Perhaps it’s because the camera is also the display medium? Imagine how differently we’d see and capture images if we were able to hold a 10″ x 8″ print up to a scene and see the image formed on it directly.
So here are three tips for better black and white iPhone photography:
Tip 01: Use the Noir filter
The iOS Camera app has a selection of filter effects including three for black and white: Mono, Tonal and Noir. Noir is my favourite because it delivers a high-contrast rendition that also renders blue skies as very dark and intense (though see the note below). You don’t just get this effect in the final image, you also see it live on the screen as you’re composing the picture, and this high-contrast rendition helps you ‘see’ shapes, light and compositing much more clearly. And these three are the cornerstones of successful black and white.
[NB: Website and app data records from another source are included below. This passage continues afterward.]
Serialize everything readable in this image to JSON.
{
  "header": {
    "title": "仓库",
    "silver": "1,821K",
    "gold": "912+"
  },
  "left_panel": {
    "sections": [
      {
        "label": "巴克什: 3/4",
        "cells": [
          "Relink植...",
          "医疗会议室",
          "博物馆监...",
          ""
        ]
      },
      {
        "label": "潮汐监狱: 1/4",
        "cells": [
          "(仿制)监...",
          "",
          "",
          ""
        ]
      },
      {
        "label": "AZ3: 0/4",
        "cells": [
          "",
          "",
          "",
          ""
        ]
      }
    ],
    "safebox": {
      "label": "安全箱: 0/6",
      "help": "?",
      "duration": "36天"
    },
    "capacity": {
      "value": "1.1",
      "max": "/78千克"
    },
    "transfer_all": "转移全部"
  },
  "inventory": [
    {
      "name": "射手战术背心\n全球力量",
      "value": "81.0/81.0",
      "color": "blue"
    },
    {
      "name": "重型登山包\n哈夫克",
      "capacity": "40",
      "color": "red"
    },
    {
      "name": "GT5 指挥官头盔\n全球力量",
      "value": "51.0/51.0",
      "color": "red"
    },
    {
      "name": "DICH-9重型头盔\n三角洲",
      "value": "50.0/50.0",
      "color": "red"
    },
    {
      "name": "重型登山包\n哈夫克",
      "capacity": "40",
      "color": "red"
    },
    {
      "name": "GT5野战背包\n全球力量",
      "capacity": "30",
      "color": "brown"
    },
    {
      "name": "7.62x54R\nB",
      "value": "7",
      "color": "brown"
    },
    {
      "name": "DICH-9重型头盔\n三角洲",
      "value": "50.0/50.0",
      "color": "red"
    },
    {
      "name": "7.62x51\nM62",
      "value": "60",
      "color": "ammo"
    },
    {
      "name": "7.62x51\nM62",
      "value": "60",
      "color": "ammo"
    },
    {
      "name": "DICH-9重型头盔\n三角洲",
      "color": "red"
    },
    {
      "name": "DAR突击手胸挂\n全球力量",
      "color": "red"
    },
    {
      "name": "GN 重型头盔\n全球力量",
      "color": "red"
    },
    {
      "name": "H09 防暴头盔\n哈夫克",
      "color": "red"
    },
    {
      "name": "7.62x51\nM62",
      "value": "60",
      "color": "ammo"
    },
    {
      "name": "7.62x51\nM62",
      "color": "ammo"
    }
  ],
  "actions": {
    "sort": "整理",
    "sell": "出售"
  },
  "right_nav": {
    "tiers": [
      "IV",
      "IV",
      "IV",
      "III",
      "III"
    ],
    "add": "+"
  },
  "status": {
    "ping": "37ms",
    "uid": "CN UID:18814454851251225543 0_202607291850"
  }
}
Tip 02: Shoot square
I like the square format on the iPhone for two reasons: first, it’s a relatively unfamiliar aspect ratio that makes you re-evaluate ideas about composition. With regular rectangular ratios you can easly just slip into a compositional rut; the second reason is that shooting square means you don’t have to rotate the phone – and smartphones are much easier to shoot with in the upright position.
Tip 03: Check the exposure
For stark black and white compositions to work, the exposure has to be right. Your phone will make an educated guess, but if you’re shooting a scene made up of bold lighting contrasts and patterns of light and shade, you’ll probably need to take control. On the iPhone that’s easy. Just tap on an area of the scene you want correctly exposed – a sunlit part, for example – and the phone will set the focus and exposure for that area. It will aim for a mid-tone grey, though, and if this is wrong just drag up and down on the exposure compensation gadget to make the picture lighter or darker. Simple.
Oops: what’s that noise?
There is a bit of an issue with the iPhone’s Noir filter. It manipulates the colour information in the image to make blue tones much darker (i.e. blue skies) and it does this, like any other black and white conversion tool, by making heavier use of the red channel. As with all single-layer sensors, the red pixels make up only one in four of the total number, and when you bring the red channel to the fore like this you also expose edge effects and noise that wouldn’t be noticeably in a regular RGB colour photo.
This shot shows the problem. The blue sky is heavily darkened, which is a really nice effect, but you can see a ‘halo’ effect around the architectural details on the building, and the sky itself has a slightly blotchy tone.
This only affects photos where you have a sharply detailed subject against a rich blue sky. If it’s ruining the shot, there is a solution – simply revert to the original colour photo in Apple Photos and try adjusting it with the manual black and white tools in the program, or use another editor like Snapseed. Unfortunately, these artefacts are baked into the red channel, so using a red filter effect in another program will just land you back where you started. But you might find a combination of filters and local adjustments that gives you the result you want without leaning so heavily on that red channel.